#### [Exercise]
If a line in the entries includes "your", show that line.

___

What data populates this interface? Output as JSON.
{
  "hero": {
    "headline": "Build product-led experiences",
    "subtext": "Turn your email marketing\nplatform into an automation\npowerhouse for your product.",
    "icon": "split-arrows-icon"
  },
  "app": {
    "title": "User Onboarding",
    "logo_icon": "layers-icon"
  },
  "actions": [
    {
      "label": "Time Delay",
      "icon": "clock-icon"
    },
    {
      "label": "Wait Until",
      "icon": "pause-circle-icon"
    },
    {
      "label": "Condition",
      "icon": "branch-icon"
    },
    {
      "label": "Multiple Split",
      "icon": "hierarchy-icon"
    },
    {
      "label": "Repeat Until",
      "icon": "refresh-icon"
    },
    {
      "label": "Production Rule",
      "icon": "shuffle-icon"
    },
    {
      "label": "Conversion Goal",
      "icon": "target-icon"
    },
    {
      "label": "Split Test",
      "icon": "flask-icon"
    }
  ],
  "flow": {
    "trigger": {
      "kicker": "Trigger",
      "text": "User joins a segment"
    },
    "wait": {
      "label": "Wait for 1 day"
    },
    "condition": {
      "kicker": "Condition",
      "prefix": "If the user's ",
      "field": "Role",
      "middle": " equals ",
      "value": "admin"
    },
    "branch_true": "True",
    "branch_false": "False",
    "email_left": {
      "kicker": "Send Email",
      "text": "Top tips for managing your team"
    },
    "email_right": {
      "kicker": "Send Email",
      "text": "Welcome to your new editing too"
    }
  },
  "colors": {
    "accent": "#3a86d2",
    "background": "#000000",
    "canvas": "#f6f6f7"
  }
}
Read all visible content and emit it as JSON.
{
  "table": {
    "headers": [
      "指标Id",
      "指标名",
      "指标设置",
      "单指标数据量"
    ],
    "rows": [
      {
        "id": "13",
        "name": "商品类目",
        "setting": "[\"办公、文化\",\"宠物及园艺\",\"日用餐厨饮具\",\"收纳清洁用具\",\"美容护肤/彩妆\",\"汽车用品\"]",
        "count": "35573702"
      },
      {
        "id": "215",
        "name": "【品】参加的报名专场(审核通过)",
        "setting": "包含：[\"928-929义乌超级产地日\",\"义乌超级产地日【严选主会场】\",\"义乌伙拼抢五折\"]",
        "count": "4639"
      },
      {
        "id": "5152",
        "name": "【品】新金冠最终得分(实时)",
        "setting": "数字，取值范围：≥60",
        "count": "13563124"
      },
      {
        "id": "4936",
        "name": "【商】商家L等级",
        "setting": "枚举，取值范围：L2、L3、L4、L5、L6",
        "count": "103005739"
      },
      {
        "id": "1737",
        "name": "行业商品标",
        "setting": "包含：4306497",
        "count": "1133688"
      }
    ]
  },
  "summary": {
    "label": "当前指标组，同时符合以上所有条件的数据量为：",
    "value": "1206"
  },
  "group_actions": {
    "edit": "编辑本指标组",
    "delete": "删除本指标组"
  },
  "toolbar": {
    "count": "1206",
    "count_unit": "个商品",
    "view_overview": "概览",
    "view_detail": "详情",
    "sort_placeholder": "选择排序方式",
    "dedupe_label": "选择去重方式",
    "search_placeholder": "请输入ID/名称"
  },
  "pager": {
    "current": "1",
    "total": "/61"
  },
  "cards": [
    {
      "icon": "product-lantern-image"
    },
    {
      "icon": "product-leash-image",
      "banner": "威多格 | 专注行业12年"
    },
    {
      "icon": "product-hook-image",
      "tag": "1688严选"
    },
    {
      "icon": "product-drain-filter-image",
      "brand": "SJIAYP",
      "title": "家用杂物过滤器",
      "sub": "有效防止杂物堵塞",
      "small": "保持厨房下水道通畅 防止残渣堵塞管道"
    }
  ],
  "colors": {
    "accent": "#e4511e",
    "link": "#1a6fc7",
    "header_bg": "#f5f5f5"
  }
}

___

#### [Expected answer]
    "subtext": "Turn your email marketing\nplatform into an automation\npowerhouse for your product.",
      "text": "Top tips for managing your team"
      "text": "Welcome to your new editing too"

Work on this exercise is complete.